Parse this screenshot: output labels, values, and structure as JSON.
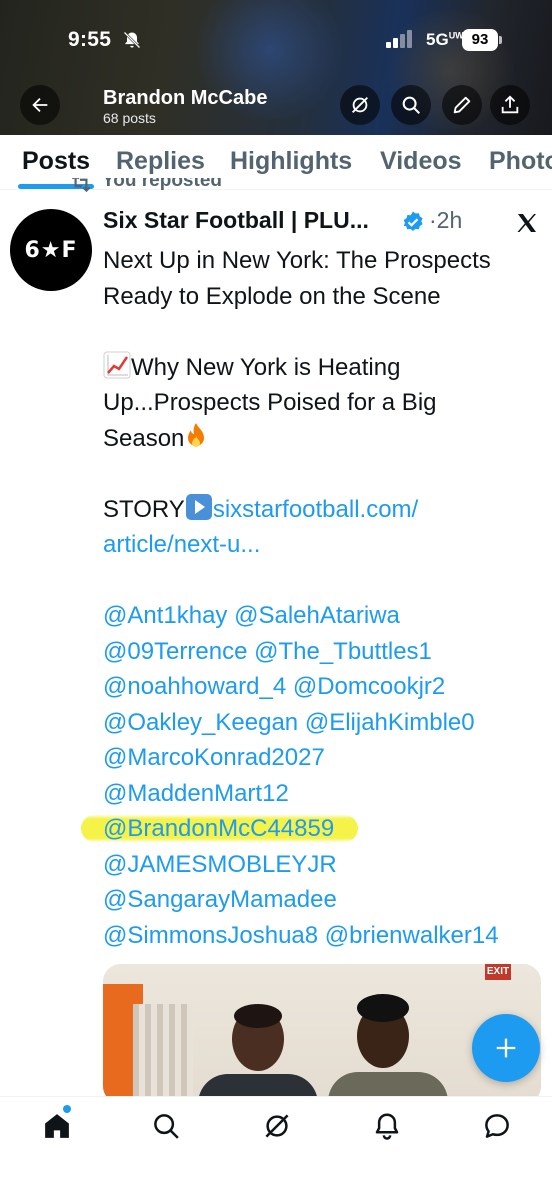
{
  "status_bar": {
    "time": "9:55",
    "network": "5G",
    "network_sup": "UW",
    "battery": "93"
  },
  "header": {
    "profile_name": "Brandon McCabe",
    "post_count": "68 posts"
  },
  "tabs": [
    {
      "label": "Posts",
      "active": true
    },
    {
      "label": "Replies",
      "active": false
    },
    {
      "label": "Highlights",
      "active": false
    },
    {
      "label": "Videos",
      "active": false
    },
    {
      "label": "Photos",
      "active": false
    }
  ],
  "post": {
    "reposted_label": "You reposted",
    "avatar_text": "6★F",
    "author": "Six Star Football | PLU...",
    "time": "·2h",
    "headline_line1": "Next Up in New York: The Prospects",
    "headline_line2": "Ready to Explode on the Scene",
    "para2_line1": "Why New York is Heating",
    "para2_line2": "Up...Prospects Poised for a Big",
    "para2_line3": "Season",
    "story_label": "STORY",
    "link_line1": "sixstarfootball.com/",
    "link_line2": "article/next-u...",
    "mentions": [
      "@Ant1khay",
      "@SalehAtariwa",
      "@09Terrence",
      "@The_Tbuttles1",
      "@noahhoward_4",
      "@Domcookjr2",
      "@Oakley_Keegan",
      "@ElijahKimble0",
      "@MarcoKonrad2027",
      "@MaddenMart12",
      "@BrandonMcC44859",
      "@JAMESMOBLEYJR",
      "@SangarayMamadee",
      "@SimmonsJoshua8",
      "@brienwalker14"
    ],
    "media_exit_sign": "EXIT"
  },
  "colors": {
    "accent": "#1d9bf0",
    "text": "#0f1419",
    "muted": "#536471",
    "highlight": "#f3f028"
  },
  "icons": {
    "back": "arrow-left-icon",
    "grok": "grok-icon",
    "search": "search-icon",
    "edit": "edit-icon",
    "share": "share-icon",
    "verified": "verified-badge-icon",
    "x": "x-logo-icon",
    "compose": "plus-icon",
    "home": "home-icon",
    "notifications": "bell-icon",
    "messages": "message-icon"
  }
}
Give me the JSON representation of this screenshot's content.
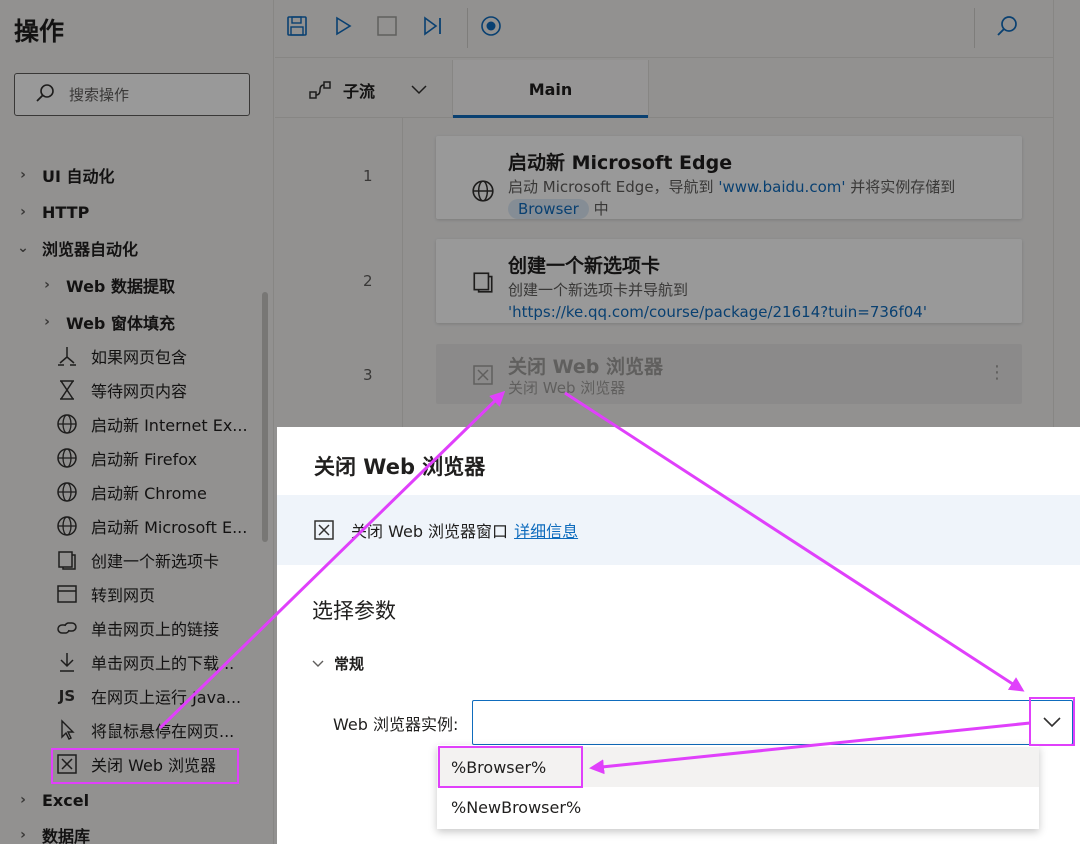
{
  "actions_pane": {
    "title": "操作",
    "search_placeholder": "搜索操作",
    "items": [
      {
        "label": "UI 自动化",
        "level": 0,
        "expander": "collapsed"
      },
      {
        "label": "HTTP",
        "level": 0,
        "expander": "collapsed"
      },
      {
        "label": "浏览器自动化",
        "level": 0,
        "expander": "expanded"
      },
      {
        "label": "Web 数据提取",
        "level": 1,
        "expander": "collapsed"
      },
      {
        "label": "Web 窗体填充",
        "level": 1,
        "expander": "collapsed"
      },
      {
        "label": "如果网页包含",
        "level": 2,
        "icon": "branch-icon"
      },
      {
        "label": "等待网页内容",
        "level": 2,
        "icon": "hourglass-icon"
      },
      {
        "label": "启动新 Internet Ex...",
        "level": 2,
        "icon": "globe-icon"
      },
      {
        "label": "启动新 Firefox",
        "level": 2,
        "icon": "globe-icon"
      },
      {
        "label": "启动新 Chrome",
        "level": 2,
        "icon": "globe-icon"
      },
      {
        "label": "启动新 Microsoft E...",
        "level": 2,
        "icon": "globe-icon"
      },
      {
        "label": "创建一个新选项卡",
        "level": 2,
        "icon": "new-tab-icon"
      },
      {
        "label": "转到网页",
        "level": 2,
        "icon": "browser-window-icon"
      },
      {
        "label": "单击网页上的链接",
        "level": 2,
        "icon": "link-icon"
      },
      {
        "label": "单击网页上的下载...",
        "level": 2,
        "icon": "download-icon"
      },
      {
        "label": "在网页上运行 Java...",
        "level": 2,
        "icon": "js-icon"
      },
      {
        "label": "将鼠标悬停在网页...",
        "level": 2,
        "icon": "cursor-icon"
      },
      {
        "label": "关闭 Web 浏览器",
        "level": 2,
        "icon": "close-box-icon",
        "highlighted": true
      },
      {
        "label": "Excel",
        "level": 0,
        "expander": "collapsed"
      },
      {
        "label": "数据库",
        "level": 0,
        "expander": "collapsed"
      }
    ]
  },
  "toolbar": {
    "buttons": [
      "save-icon",
      "run-icon",
      "stop-icon",
      "step-icon",
      "record-icon",
      "search-icon"
    ]
  },
  "tabs": {
    "subflow_label": "子流",
    "main_label": "Main"
  },
  "flow": {
    "steps": [
      {
        "line": "1",
        "title": "启动新 Microsoft Edge",
        "desc_pre": "启动 Microsoft Edge，导航到 ",
        "desc_link": "'www.baidu.com'",
        "desc_mid": " 并将实例存储到 ",
        "desc_var": "Browser",
        "desc_post": " 中"
      },
      {
        "line": "2",
        "title": "创建一个新选项卡",
        "desc_pre": "创建一个新选项卡并导航到 ",
        "desc_link": "'https://ke.qq.com/course/package/21614?tuin=736f04'"
      },
      {
        "line": "3",
        "title": "关闭 Web 浏览器",
        "desc": "关闭 Web 浏览器",
        "disabled": true
      }
    ]
  },
  "dialog": {
    "title": "关闭 Web 浏览器",
    "info_text": "关闭 Web 浏览器窗口",
    "info_link": "详细信息",
    "section_title": "选择参数",
    "group_label": "常规",
    "param_label": "Web 浏览器实例:",
    "param_value": "",
    "options": [
      "%Browser%",
      "%NewBrowser%"
    ],
    "selected_option": "%Browser%"
  },
  "colors": {
    "accent": "#0f6cbd",
    "annotation": "#e040fb",
    "overlay": "rgba(0,0,0,0.40)"
  }
}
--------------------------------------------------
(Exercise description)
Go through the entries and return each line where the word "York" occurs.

(Solution)
    "headline_line1": "Next Up in New York: The Prospects",
    "para2_line1": "Why New York is Heating",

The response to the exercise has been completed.